[Dataset rows describing interfaces]
··········
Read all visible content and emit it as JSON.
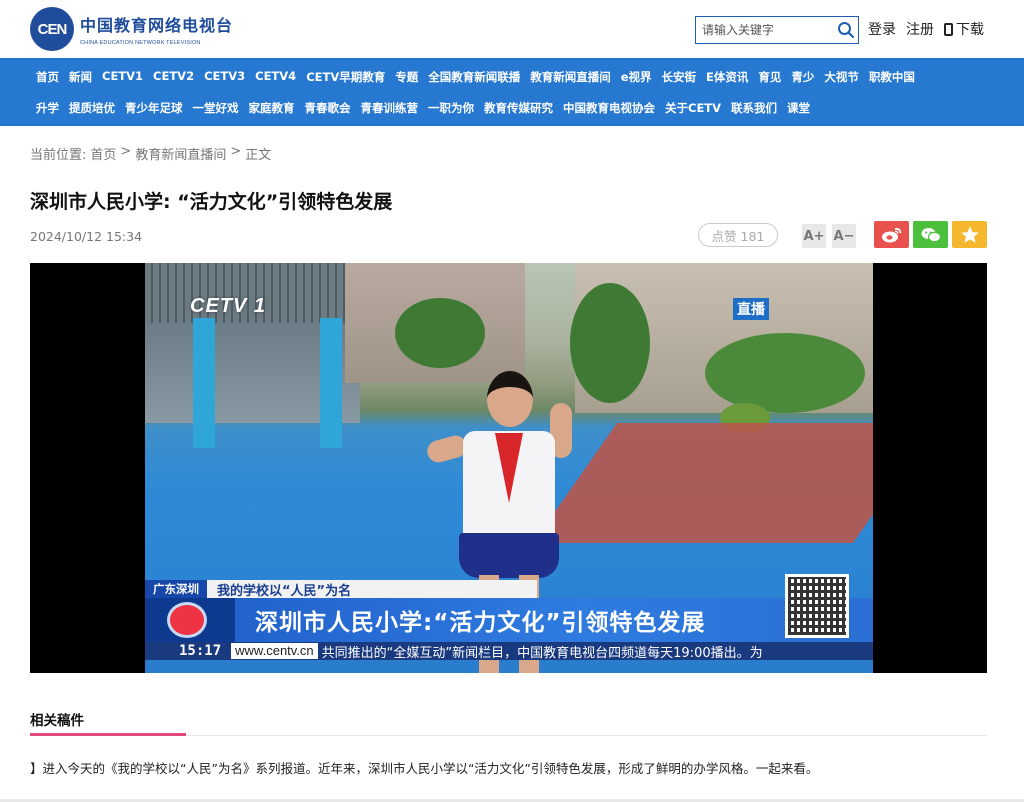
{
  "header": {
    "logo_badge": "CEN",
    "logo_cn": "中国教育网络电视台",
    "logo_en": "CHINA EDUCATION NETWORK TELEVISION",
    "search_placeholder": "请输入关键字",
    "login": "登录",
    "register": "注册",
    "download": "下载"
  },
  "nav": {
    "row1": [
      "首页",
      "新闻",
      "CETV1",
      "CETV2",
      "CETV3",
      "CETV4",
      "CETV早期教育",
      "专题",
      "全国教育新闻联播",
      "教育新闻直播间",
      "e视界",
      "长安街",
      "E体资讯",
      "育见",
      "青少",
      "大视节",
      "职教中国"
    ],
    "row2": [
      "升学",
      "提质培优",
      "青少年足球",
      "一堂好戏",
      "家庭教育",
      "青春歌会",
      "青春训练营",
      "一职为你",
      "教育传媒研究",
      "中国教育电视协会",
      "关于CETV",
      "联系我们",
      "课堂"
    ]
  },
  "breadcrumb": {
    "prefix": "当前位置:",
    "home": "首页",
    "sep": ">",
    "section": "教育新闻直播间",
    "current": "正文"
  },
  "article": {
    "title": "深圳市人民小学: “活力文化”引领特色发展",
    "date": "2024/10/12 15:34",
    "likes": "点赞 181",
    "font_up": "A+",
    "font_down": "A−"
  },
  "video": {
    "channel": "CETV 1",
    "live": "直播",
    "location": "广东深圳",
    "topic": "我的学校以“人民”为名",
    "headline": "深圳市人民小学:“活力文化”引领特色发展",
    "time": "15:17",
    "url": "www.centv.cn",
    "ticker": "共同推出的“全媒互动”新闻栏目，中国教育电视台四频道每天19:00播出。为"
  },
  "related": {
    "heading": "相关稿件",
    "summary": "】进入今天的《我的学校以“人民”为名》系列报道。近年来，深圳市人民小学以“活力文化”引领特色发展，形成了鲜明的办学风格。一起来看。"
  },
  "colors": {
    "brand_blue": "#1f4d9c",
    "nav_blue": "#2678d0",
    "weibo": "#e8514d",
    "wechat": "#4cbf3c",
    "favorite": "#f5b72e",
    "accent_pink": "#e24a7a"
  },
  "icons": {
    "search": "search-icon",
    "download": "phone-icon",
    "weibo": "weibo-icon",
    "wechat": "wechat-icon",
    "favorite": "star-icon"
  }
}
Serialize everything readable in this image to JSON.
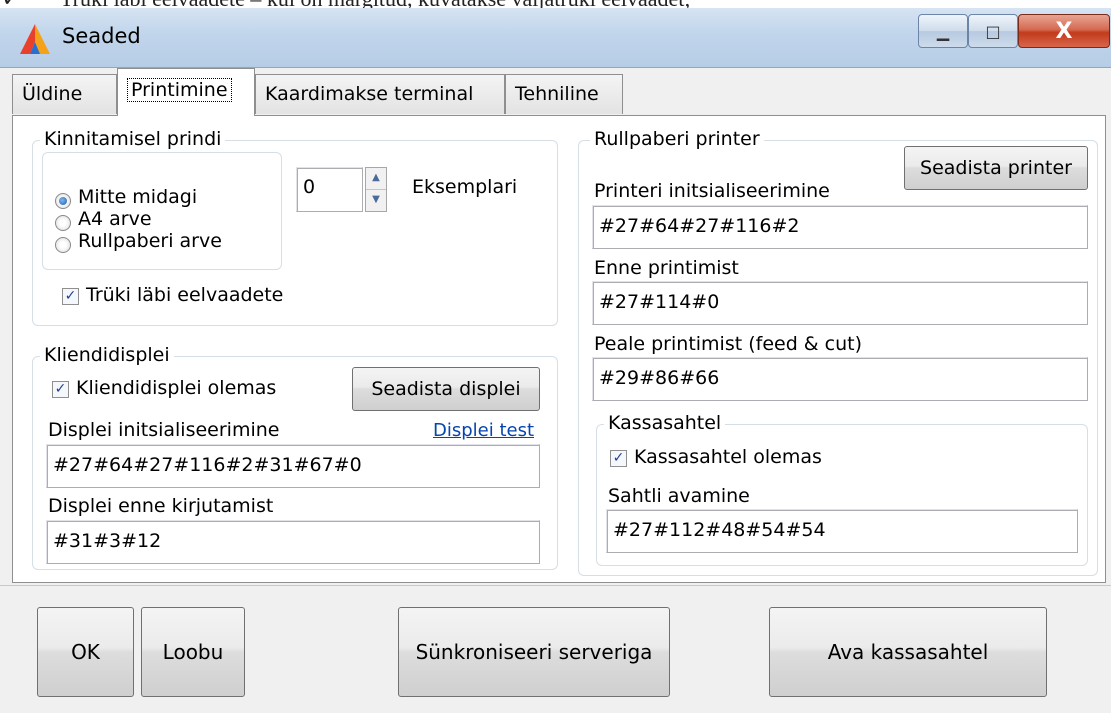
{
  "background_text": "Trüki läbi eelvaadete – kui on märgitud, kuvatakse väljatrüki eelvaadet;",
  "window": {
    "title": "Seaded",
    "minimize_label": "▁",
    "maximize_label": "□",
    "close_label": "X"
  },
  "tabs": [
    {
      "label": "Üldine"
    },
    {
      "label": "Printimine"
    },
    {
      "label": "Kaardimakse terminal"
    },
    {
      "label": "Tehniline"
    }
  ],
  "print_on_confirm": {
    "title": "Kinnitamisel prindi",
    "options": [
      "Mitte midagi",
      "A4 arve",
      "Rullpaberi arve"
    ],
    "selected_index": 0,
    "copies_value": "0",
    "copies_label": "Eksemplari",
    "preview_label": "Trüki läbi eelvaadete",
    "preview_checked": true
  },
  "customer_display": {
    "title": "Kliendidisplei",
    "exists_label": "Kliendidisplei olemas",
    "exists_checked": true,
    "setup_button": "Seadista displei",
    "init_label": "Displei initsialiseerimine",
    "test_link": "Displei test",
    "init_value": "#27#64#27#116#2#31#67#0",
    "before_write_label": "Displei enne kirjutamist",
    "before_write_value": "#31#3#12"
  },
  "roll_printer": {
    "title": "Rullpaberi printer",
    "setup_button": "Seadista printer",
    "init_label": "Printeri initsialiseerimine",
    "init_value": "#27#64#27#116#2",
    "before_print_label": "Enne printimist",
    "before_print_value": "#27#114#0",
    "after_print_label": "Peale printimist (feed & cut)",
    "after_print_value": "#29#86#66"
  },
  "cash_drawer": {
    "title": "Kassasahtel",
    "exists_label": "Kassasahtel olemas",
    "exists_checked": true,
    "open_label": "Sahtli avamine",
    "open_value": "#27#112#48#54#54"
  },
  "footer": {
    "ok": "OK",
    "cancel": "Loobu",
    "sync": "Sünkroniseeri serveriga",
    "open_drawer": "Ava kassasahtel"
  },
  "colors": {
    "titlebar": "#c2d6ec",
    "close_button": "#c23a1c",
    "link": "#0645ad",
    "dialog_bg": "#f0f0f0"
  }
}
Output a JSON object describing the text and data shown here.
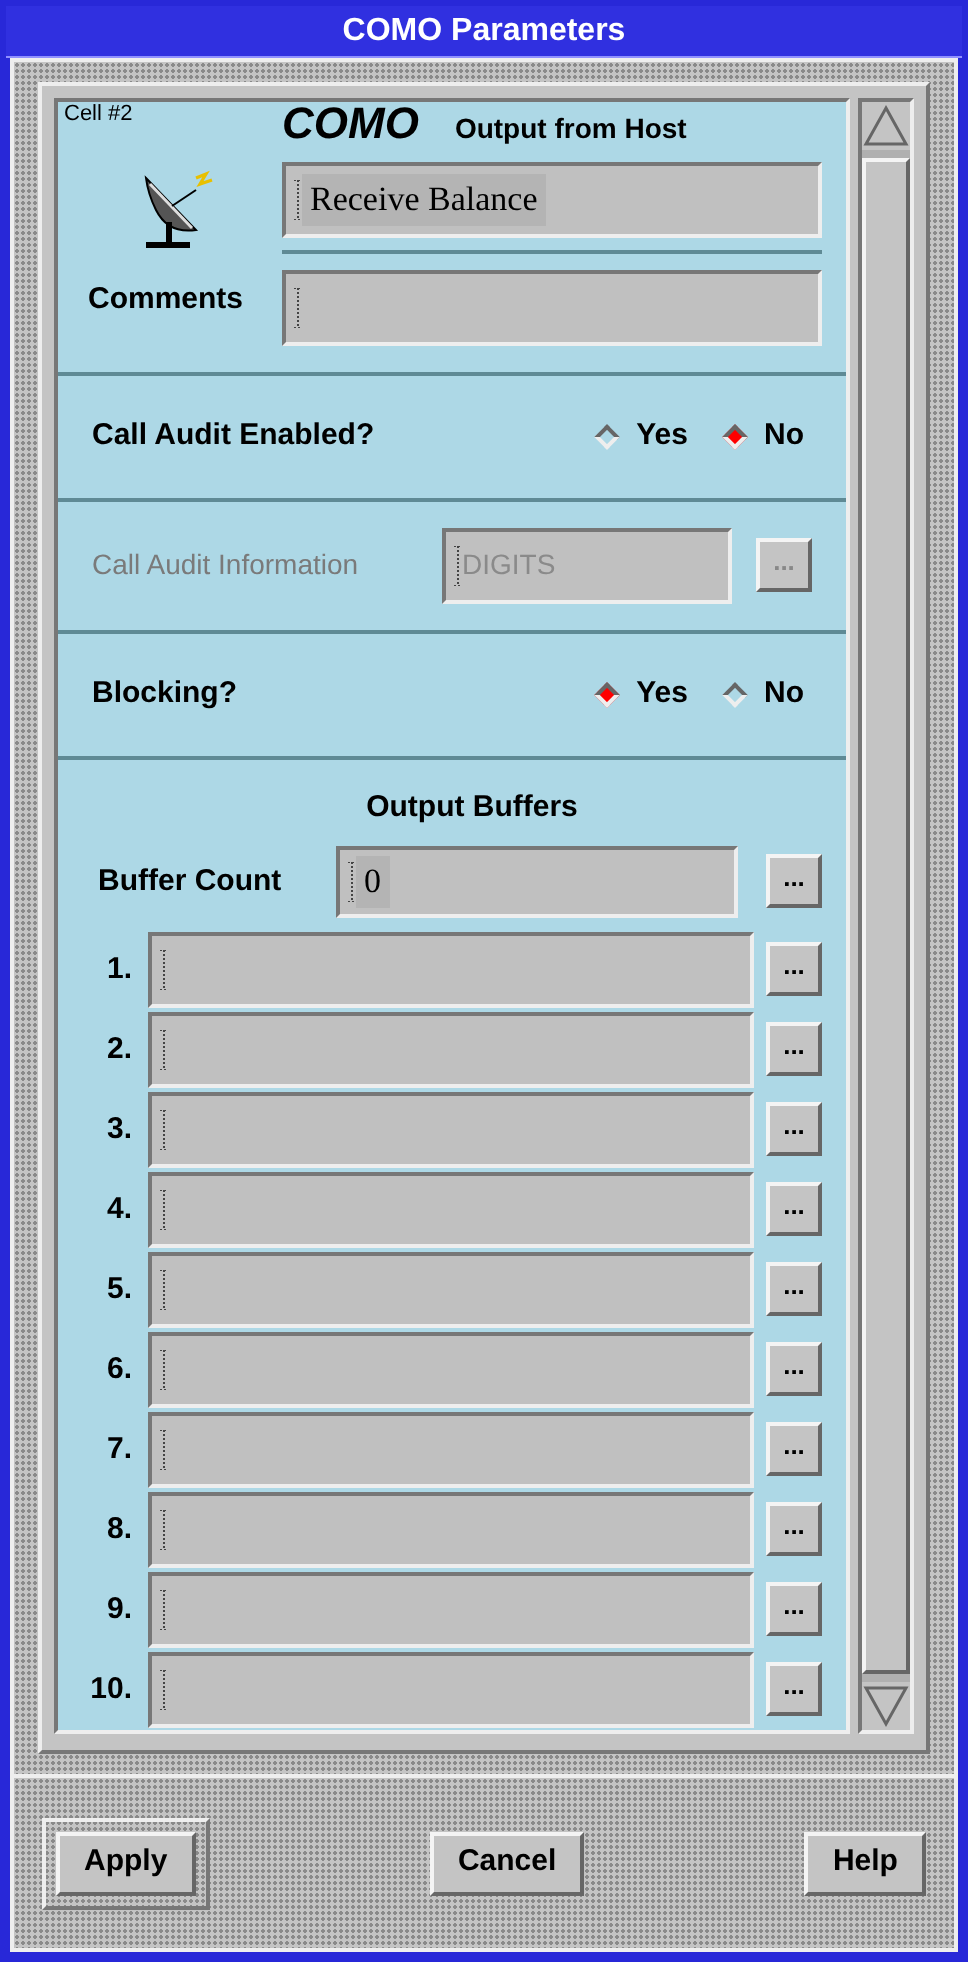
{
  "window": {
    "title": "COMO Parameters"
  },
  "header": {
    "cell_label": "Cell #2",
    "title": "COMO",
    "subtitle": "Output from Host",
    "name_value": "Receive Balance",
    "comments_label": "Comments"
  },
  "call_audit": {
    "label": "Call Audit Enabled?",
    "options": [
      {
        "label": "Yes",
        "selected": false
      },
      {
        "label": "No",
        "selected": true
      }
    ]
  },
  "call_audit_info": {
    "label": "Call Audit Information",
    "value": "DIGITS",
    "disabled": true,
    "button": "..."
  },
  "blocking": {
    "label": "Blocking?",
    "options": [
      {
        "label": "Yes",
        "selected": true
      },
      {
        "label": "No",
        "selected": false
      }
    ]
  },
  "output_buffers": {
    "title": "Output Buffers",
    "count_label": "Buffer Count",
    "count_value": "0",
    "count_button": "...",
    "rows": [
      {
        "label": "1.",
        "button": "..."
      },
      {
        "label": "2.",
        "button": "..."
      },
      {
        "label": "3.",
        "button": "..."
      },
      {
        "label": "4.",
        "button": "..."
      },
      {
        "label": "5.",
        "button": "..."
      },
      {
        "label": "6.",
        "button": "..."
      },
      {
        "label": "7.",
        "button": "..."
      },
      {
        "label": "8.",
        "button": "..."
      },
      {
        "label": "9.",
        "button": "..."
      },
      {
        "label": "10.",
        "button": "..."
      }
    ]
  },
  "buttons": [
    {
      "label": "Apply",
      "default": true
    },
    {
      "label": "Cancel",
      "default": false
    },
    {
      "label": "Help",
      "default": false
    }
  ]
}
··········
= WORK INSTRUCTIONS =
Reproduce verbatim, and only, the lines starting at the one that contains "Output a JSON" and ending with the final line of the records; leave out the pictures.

= ANSWER SECTION =
Output a JSON object describing the text and data shown here.
{
  "window": {
    "title": "COMO Parameters"
  },
  "header": {
    "cell_label": "Cell #2",
    "title": "COMO",
    "subtitle": "Output from Host",
    "name_value": "Receive Balance",
    "comments_label": "Comments"
  },
  "call_audit": {
    "label": "Call Audit Enabled?",
    "options": [
      {
        "label": "Yes",
        "selected": false
      },
      {
        "label": "No",
        "selected": true
      }
    ]
  },
  "call_audit_info": {
    "label": "Call Audit Information",
    "value": "DIGITS",
    "disabled": true,
    "button": "..."
  },
  "blocking": {
    "label": "Blocking?",
    "options": [
      {
        "label": "Yes",
        "selected": true
      },
      {
        "label": "No",
        "selected": false
      }
    ]
  },
  "output_buffers": {
    "title": "Output Buffers",
    "count_label": "Buffer Count",
    "count_value": "0",
    "count_button": "...",
    "rows": [
      {
        "label": "1.",
        "button": "..."
      },
      {
        "label": "2.",
        "button": "..."
      },
      {
        "label": "3.",
        "button": "..."
      },
      {
        "label": "4.",
        "button": "..."
      },
      {
        "label": "5.",
        "button": "..."
      },
      {
        "label": "6.",
        "button": "..."
      },
      {
        "label": "7.",
        "button": "..."
      },
      {
        "label": "8.",
        "button": "..."
      },
      {
        "label": "9.",
        "button": "..."
      },
      {
        "label": "10.",
        "button": "..."
      }
    ]
  },
  "buttons": [
    {
      "label": "Apply",
      "default": true
    },
    {
      "label": "Cancel",
      "default": false
    },
    {
      "label": "Help",
      "default": false
    }
  ]
}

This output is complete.